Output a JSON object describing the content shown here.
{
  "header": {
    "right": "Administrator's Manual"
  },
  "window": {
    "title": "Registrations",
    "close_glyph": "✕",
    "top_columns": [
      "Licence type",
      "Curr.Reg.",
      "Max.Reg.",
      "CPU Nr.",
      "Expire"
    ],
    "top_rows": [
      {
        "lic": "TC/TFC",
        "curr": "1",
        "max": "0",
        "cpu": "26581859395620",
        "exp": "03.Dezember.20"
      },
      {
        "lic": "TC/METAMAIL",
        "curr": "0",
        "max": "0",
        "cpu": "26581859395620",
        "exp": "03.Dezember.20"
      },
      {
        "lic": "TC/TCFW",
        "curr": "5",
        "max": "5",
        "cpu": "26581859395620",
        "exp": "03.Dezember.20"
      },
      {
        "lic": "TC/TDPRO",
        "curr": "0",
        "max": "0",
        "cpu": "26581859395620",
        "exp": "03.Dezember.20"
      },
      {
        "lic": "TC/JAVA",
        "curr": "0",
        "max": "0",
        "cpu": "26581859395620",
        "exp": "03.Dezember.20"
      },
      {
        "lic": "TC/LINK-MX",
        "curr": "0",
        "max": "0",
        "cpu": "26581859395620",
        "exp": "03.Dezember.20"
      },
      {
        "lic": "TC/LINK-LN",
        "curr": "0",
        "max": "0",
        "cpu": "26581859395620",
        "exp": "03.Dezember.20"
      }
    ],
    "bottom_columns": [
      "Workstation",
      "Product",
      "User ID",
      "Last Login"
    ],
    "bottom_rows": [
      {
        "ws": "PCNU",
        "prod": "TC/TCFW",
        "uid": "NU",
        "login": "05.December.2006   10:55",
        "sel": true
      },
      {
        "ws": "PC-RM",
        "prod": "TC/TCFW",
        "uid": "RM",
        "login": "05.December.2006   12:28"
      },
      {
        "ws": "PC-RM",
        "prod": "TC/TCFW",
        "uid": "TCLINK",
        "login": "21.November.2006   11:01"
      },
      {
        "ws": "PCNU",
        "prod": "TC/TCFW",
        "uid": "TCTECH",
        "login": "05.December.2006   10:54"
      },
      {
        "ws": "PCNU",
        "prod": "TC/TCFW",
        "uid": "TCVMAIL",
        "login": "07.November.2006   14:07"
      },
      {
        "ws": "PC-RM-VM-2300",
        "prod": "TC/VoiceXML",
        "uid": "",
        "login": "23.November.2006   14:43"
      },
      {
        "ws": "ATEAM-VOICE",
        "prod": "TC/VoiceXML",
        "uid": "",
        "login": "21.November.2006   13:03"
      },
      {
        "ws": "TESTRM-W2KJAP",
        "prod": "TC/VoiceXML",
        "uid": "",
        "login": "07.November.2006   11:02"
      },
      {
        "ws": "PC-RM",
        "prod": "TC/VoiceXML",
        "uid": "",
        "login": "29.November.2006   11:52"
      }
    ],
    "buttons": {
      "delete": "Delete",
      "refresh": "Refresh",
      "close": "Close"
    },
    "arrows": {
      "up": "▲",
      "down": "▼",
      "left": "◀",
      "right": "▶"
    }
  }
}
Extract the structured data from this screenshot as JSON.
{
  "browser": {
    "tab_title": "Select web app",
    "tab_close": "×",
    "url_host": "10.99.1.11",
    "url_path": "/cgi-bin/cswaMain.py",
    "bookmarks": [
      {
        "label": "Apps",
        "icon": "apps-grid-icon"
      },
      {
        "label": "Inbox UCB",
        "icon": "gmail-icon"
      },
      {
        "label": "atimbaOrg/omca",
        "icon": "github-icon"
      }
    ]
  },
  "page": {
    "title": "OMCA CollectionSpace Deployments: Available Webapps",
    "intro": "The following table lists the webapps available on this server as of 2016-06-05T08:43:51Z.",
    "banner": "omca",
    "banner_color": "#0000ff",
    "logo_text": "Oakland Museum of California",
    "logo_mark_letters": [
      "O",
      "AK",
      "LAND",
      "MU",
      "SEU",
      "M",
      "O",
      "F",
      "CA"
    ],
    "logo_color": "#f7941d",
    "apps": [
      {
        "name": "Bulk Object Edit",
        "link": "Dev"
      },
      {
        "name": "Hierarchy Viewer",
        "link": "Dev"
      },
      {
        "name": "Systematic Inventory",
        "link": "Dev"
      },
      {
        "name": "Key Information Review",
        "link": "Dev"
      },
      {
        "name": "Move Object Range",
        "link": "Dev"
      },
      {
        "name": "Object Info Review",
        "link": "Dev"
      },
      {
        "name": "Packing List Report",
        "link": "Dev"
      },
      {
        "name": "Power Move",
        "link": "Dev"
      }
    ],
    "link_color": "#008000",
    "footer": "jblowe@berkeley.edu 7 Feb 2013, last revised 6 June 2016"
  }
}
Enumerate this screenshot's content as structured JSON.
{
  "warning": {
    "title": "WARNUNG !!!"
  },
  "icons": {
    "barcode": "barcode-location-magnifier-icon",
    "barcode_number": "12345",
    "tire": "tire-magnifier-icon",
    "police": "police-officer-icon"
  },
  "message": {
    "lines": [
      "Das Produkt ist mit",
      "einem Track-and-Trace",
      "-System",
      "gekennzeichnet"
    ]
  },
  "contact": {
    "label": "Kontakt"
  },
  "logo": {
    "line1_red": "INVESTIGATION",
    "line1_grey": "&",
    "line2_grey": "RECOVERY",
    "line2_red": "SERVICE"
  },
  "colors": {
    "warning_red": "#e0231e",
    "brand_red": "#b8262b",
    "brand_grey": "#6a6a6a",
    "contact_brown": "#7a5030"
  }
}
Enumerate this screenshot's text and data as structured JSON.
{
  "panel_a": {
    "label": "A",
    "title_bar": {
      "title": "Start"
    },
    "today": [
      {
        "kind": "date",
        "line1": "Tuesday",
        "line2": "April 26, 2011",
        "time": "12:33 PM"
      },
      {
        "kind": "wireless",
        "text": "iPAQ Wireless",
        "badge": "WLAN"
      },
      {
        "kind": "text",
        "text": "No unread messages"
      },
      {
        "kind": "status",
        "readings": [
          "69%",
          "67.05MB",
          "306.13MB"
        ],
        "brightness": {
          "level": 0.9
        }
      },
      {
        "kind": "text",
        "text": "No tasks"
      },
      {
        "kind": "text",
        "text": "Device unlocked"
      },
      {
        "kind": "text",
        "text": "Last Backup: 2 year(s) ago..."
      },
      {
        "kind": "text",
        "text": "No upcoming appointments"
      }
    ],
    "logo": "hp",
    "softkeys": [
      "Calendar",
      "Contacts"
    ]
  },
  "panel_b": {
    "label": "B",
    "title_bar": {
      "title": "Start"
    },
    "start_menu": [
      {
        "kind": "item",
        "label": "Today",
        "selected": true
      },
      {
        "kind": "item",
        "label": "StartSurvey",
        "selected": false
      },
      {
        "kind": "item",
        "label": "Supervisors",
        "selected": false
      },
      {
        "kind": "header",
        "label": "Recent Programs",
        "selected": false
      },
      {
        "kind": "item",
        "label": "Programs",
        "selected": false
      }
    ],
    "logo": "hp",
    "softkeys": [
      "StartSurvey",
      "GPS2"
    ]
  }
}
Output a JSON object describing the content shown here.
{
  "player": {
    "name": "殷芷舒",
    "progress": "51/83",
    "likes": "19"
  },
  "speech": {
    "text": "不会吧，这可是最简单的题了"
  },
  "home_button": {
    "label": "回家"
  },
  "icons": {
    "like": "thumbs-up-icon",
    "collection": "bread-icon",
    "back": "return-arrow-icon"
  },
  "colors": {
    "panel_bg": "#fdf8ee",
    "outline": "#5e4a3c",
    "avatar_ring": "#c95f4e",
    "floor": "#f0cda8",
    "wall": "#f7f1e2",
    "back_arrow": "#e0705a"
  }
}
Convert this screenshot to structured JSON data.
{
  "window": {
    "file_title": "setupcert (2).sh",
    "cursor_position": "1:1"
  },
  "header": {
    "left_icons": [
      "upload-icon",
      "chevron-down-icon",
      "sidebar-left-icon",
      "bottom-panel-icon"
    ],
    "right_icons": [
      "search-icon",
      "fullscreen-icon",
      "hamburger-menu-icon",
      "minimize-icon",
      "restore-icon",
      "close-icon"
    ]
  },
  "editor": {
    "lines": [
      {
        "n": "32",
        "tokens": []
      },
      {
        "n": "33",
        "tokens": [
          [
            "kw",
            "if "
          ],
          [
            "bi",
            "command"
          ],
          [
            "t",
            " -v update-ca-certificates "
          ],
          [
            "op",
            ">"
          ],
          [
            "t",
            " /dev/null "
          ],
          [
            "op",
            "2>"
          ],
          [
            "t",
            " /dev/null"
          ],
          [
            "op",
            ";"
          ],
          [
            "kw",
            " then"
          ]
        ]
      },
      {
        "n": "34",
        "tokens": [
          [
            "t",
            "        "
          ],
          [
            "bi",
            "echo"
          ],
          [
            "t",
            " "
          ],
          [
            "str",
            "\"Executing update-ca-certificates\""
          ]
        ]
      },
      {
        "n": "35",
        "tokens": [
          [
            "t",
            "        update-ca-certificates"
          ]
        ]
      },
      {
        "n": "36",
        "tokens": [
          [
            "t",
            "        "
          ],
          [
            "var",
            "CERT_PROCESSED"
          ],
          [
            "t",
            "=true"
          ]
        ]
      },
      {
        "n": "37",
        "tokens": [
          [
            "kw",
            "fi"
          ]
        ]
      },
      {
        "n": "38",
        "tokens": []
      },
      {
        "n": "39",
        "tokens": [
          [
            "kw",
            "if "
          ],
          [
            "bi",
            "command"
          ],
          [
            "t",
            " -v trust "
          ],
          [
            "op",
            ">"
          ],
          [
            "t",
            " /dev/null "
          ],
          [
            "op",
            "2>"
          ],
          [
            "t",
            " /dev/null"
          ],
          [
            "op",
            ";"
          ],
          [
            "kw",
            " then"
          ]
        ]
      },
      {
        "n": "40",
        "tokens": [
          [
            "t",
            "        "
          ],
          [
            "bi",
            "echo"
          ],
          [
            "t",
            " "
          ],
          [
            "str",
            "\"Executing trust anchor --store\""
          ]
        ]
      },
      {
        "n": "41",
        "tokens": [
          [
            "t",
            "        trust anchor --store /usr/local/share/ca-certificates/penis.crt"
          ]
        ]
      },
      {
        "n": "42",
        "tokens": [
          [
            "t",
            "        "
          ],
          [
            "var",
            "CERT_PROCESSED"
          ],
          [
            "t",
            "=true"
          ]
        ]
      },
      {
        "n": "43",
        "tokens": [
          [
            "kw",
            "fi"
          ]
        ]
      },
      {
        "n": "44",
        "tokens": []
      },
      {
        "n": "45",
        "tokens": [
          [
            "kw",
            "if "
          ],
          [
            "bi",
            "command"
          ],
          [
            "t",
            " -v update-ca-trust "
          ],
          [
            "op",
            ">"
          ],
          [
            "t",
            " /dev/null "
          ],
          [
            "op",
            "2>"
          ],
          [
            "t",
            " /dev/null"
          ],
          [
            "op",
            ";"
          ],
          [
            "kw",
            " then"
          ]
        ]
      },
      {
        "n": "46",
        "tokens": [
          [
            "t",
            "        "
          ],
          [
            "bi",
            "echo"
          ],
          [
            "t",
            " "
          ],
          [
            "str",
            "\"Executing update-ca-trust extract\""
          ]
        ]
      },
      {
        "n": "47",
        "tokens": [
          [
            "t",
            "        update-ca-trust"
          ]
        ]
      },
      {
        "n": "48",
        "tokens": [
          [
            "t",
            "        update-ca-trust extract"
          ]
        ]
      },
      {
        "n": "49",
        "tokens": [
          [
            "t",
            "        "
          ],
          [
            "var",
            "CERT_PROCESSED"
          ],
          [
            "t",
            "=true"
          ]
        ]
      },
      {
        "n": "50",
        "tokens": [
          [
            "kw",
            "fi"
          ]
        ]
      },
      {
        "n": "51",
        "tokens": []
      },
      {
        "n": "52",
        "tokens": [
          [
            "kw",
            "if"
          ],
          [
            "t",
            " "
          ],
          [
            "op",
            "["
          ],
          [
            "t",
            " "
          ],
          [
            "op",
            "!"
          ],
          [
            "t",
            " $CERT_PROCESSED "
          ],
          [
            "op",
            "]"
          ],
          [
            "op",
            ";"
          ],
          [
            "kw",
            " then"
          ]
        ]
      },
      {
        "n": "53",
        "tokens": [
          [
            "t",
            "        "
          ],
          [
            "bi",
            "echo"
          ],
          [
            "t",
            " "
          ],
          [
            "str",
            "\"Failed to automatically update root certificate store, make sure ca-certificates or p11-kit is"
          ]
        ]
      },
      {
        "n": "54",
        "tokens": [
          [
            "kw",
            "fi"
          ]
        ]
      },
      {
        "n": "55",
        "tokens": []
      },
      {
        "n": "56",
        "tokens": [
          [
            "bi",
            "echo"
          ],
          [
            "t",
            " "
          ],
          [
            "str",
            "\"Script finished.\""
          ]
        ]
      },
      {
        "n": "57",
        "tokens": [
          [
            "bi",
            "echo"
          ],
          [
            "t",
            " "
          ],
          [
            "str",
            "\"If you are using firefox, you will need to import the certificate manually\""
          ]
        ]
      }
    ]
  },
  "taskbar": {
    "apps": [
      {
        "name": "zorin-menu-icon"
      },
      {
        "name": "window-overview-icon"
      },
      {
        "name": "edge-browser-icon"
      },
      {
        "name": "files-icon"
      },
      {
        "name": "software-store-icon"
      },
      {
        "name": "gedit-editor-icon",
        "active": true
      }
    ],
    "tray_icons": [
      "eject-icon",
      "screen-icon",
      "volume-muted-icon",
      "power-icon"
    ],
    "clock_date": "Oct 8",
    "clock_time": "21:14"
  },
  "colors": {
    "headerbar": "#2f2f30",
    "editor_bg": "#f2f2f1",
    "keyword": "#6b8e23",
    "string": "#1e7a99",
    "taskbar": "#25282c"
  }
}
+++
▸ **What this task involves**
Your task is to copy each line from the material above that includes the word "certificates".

▸ **Written answer**
            " -v update-ca-certificates "
            "\"Executing update-ca-certificates\""
            "        update-ca-certificates"
            "        trust anchor --store /usr/local/share/ca-certificates/penis.crt"
            "\"Failed to automatically update root certificate store, make sure ca-certificates or p11-kit is"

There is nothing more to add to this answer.